Scholarly Review Essay|
A Reading of ‘Containing the Umma?: Islam and the Territorial Question’ by Derrick Matthew| |
In his article from the Interdisciplinary Journal of Research on Religion, “Containing the Umma? Islam and Territorial Question”, author Matthew Derrick looks to identify and discuss the lack of appreciation of territoriality in influencing modern Muslim identities. He proposes to do so by using a range of examples, which cite the fundamentals of Muslim identities in relation to Islam, and in the process have shifted in accordance with changes in global political-territorial structure. The author clarifies that the purpose of the article is not to argue against globalization, culture, or history as being the main influences on shaping modern Islam, but he rather highlights the impact of cross-border forces associated with globalization and how they influence the functionality of the nation-state. The author points out that territorial control along with the formation of the nation-state also retain their appeal to sub-state Muslim groups that wish to regain control of their historical homelands. Finally he speaks of the challenge to go beyond the generalization that Islam is incompatible with the nation state, and rather focus on the ideologies that drive the modern political-territorial order, which plays a big part in conditioning Islam’s social and political expressiveness.
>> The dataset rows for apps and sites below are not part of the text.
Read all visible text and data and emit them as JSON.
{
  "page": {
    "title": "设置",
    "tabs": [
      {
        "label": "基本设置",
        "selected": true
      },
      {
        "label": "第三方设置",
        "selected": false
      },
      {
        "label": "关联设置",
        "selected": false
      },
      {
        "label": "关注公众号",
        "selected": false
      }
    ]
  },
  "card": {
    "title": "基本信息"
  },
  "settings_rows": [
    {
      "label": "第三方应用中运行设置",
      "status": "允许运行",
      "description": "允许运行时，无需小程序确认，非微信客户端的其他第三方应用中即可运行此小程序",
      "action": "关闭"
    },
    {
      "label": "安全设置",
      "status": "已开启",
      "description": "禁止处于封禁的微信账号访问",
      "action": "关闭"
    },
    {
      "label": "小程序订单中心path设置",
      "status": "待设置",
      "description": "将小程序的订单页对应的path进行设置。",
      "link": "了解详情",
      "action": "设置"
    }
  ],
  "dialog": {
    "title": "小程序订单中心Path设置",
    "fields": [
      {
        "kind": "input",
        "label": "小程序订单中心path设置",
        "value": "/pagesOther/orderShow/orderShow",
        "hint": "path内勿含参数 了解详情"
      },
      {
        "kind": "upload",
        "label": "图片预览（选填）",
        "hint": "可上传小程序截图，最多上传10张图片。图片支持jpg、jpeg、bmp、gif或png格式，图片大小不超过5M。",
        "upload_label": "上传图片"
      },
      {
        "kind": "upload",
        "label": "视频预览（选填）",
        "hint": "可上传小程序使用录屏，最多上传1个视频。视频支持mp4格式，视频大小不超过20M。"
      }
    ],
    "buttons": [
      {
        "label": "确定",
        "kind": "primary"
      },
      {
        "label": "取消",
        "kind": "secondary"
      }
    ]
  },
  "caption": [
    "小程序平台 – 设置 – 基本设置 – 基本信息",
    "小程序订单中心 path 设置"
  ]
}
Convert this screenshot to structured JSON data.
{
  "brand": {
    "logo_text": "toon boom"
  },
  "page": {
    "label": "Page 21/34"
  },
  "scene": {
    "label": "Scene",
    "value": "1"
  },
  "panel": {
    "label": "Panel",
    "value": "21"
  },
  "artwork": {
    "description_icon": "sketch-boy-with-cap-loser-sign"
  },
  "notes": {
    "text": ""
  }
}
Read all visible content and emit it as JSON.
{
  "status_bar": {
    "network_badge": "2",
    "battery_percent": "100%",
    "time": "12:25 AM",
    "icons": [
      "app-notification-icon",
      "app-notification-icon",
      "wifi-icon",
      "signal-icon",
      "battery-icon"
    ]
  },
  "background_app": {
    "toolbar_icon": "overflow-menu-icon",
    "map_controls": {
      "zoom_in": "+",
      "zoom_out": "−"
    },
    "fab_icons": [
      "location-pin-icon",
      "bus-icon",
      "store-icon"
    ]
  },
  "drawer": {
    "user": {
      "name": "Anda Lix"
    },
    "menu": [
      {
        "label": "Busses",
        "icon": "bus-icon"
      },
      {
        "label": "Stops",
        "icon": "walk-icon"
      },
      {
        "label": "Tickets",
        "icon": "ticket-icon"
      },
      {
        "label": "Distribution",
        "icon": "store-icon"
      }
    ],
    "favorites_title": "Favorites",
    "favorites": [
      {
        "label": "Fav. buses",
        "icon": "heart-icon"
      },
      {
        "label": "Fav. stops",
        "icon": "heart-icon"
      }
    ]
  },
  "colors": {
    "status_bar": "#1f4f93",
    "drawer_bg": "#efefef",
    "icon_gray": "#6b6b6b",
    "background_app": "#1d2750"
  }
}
The author breaks up his supporting argument into different sub-headings and begins with this with ‘Territory and Identity’. He proceeds to talk about the nation-state, and how it has been a dominant form of social organization and identities around the world over the past two centuries. The authors usage of a quote from Penrose, further articulates its importance: “The nation-state is the fundamental basis for defining group and individual identities” (Penrose 2002: 283). The author continues the discussion by mentioning that many leading scholars tend to attribute the strength of the nation-state theory to the evolution of modernity, rather than the quest for territorial control. He believes that the main reason for this is the misinterpretation of the meaning of territory as a spatial referent. According to Derrick further research shows that concept of territory encompasses more than this. And at this junction he quotes Elden to enforce his perception of the meaning of the term territory: “A bounded space, a container, under the control of a group of people, nowadays usually a state . . . must be conceived as a historically and geo-graphically specific form” of political and social organization (Elden 2010: 757–758). Matthew Derrick goes on to discuss the history of the nation-state and territory, citing examples of the Roman Empire and how all the sovereignty was concentrated on the Roman Emperor, amidst the fuzzy borders, and stratified geo-political structures. The discussion moves on to the 15th and 16th century and the break-up of single Christian society. According to the author the year 1648 was pivotal in the development of territorial sovereignty. The age of single Roman Emprors had passed, and various monarchs seen as God’s divine representatives on earth, controlled bordered lands. The worldwide membership of Christendom was replaced with individual churches that raigned supreme in each of their states, for example the Church of England or the Church of Sweden. With the arrival of the American and French revolutions there was a shift in political-territorial system. Sovereignty was now synonymous with the voice of the public, and political territories soon become reflections of nations. The author emphasizes his point by quoting Claval, who emphasizes that the French nation that arose in this period was formulated in distinctively civic terms:
“France was not conceived of as an ethnic unit. It had been built through history from a variety of groups,...